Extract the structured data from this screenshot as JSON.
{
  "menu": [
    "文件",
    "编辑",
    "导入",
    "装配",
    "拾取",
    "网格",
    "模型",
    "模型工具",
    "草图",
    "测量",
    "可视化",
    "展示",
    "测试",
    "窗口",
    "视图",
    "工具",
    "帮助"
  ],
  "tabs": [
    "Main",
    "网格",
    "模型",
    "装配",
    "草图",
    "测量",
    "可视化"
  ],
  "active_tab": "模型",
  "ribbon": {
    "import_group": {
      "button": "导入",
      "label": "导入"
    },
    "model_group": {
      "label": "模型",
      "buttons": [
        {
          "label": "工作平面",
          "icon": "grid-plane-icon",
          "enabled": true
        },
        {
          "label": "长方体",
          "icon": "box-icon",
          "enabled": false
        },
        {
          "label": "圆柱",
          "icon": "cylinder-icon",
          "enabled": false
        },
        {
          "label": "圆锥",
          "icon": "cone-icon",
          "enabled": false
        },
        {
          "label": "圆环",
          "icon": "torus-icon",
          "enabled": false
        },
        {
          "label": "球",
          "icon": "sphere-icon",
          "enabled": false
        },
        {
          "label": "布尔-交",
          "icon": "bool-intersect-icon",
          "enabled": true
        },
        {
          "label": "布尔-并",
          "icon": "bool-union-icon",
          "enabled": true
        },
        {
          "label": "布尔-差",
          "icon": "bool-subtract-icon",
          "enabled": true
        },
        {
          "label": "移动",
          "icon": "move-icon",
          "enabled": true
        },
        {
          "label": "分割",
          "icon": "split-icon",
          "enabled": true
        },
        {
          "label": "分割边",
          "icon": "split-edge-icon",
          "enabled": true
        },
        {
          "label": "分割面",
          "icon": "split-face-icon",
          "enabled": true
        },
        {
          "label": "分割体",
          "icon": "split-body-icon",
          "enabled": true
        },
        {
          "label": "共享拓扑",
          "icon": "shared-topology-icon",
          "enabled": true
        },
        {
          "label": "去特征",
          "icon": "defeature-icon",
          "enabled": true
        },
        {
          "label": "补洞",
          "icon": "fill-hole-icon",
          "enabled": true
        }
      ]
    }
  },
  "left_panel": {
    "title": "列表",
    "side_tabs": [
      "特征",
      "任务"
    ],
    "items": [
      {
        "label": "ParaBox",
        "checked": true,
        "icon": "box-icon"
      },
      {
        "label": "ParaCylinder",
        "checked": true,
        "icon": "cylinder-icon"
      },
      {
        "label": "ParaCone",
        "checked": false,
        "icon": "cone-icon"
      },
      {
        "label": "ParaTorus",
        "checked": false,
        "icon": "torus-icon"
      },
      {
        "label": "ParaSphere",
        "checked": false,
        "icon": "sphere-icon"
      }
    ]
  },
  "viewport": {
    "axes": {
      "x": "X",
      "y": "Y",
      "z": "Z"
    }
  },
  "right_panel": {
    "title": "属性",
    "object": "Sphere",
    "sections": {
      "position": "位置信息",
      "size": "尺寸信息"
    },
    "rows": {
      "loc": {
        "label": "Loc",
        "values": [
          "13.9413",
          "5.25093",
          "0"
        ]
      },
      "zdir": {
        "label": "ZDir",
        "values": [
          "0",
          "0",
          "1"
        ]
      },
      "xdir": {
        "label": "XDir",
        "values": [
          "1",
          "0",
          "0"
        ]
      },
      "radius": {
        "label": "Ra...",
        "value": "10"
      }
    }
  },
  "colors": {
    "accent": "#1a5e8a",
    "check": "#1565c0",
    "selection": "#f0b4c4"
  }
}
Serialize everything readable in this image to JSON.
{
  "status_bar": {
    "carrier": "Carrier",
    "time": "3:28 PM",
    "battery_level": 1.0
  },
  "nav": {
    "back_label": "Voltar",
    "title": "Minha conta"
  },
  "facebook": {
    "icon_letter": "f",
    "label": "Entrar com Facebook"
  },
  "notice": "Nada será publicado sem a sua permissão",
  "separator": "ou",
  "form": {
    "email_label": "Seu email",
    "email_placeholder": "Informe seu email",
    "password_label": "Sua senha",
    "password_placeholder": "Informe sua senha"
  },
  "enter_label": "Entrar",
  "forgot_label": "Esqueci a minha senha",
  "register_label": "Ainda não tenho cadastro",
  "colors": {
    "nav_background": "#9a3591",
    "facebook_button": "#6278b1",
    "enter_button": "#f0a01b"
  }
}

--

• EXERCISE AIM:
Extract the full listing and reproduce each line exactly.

• TASK RESPONSE:
Extract the structured data from this screenshot as JSON.
{
  "menu": [
    "文件",
    "编辑",
    "导入",
    "装配",
    "拾取",
    "网格",
    "模型",
    "模型工具",
    "草图",
    "测量",
    "可视化",
    "展示",
    "测试",
    "窗口",
    "视图",
    "工具",
    "帮助"
  ],
  "tabs": [
    "Main",
    "网格",
    "模型",
    "装配",
    "草图",
    "测量",
    "可视化"
  ],
  "active_tab": "模型",
  "ribbon": {
    "import_group": {
      "button": "导入",
      "label": "导入"
    },
    "model_group": {
      "label": "模型",
      "buttons": [
        {
          "label": "工作平面",
          "icon": "grid-plane-icon",
          "enabled": true
        },
        {
          "label": "长方体",
          "icon": "box-icon",
          "enabled": false
        },
        {
          "label": "圆柱",
          "icon": "cylinder-icon",
          "enabled": false
        },
        {
          "label": "圆锥",
          "icon": "cone-icon",
          "enabled": false
        },
        {
          "label": "圆环",
          "icon": "torus-icon",
          "enabled": false
        },
        {
          "label": "球",
          "icon": "sphere-icon",
          "enabled": false
        },
        {
          "label": "布尔-交",
          "icon": "bool-intersect-icon",
          "enabled": true
        },
        {
          "label": "布尔-并",
          "icon": "bool-union-icon",
          "enabled": true
        },
        {
          "label": "布尔-差",
          "icon": "bool-subtract-icon",
          "enabled": true
        },
        {
          "label": "移动",
          "icon": "move-icon",
          "enabled": true
        },
        {
          "label": "分割",
          "icon": "split-icon",
          "enabled": true
        },
        {
          "label": "分割边",
          "icon": "split-edge-icon",
          "enabled": true
        },
        {
          "label": "分割面",
          "icon": "split-face-icon",
          "enabled": true
        },
        {
          "label": "分割体",
          "icon": "split-body-icon",
          "enabled": true
        },
        {
          "label": "共享拓扑",
          "icon": "shared-topology-icon",
          "enabled": true
        },
        {
          "label": "去特征",
          "icon": "defeature-icon",
          "enabled": true
        },
        {
          "label": "补洞",
          "icon": "fill-hole-icon",
          "enabled": true
        }
      ]
    }
  },
  "left_panel": {
    "title": "列表",
    "side_tabs": [
      "特征",
      "任务"
    ],
    "items": [
      {
        "label": "ParaBox",
        "checked": true,
        "icon": "box-icon"
      },
      {
        "label": "ParaCylinder",
        "checked": true,
        "icon": "cylinder-icon"
      },
      {
        "label": "ParaCone",
        "checked": false,
        "icon": "cone-icon"
      },
      {
        "label": "ParaTorus",
        "checked": false,
        "icon": "torus-icon"
      },
      {
        "label": "ParaSphere",
        "checked": false,
        "icon": "sphere-icon"
      }
    ]
  },
  "viewport": {
    "axes": {
      "x": "X",
      "y": "Y",
      "z": "Z"
    }
  },
  "right_panel": {
    "title": "属性",
    "object": "Sphere",
    "sections": {
      "position": "位置信息",
      "size": "尺寸信息"
    },
    "rows": {
      "loc": {
        "label": "Loc",
        "values": [
          "13.9413",
          "5.25093",
          "0"
        ]
      },
      "zdir": {
        "label": "ZDir",
        "values": [
          "0",
          "0",
          "1"
        ]
      },
      "xdir": {
        "label": "XDir",
        "values": [
          "1",
          "0",
          "0"
        ]
      },
      "radius": {
        "label": "Ra...",
        "value": "10"
      }
    }
  },
  "colors": {
    "accent": "#1a5e8a",
    "check": "#1565c0",
    "selection": "#f0b4c4"
  }
}
Serialize everything readable in this image to JSON.
{
  "status_bar": {
    "carrier": "Carrier",
    "time": "3:28 PM",
    "battery_level": 1.0
  },
  "nav": {
    "back_label": "Voltar",
    "title": "Minha conta"
  },
  "facebook": {
    "icon_letter": "f",
    "label": "Entrar com Facebook"
  },
  "notice": "Nada será publicado sem a sua permissão",
  "separator": "ou",
  "form": {
    "email_label": "Seu email",
    "email_placeholder": "Informe seu email",
    "password_label": "Sua senha",
    "password_placeholder": "Informe sua senha"
  },
  "enter_label": "Entrar",
  "forgot_label": "Esqueci a minha senha",
  "register_label": "Ainda não tenho cadastro",
  "colors": {
    "nav_background": "#9a3591",
    "facebook_button": "#6278b1",
    "enter_button": "#f0a01b"
  }
}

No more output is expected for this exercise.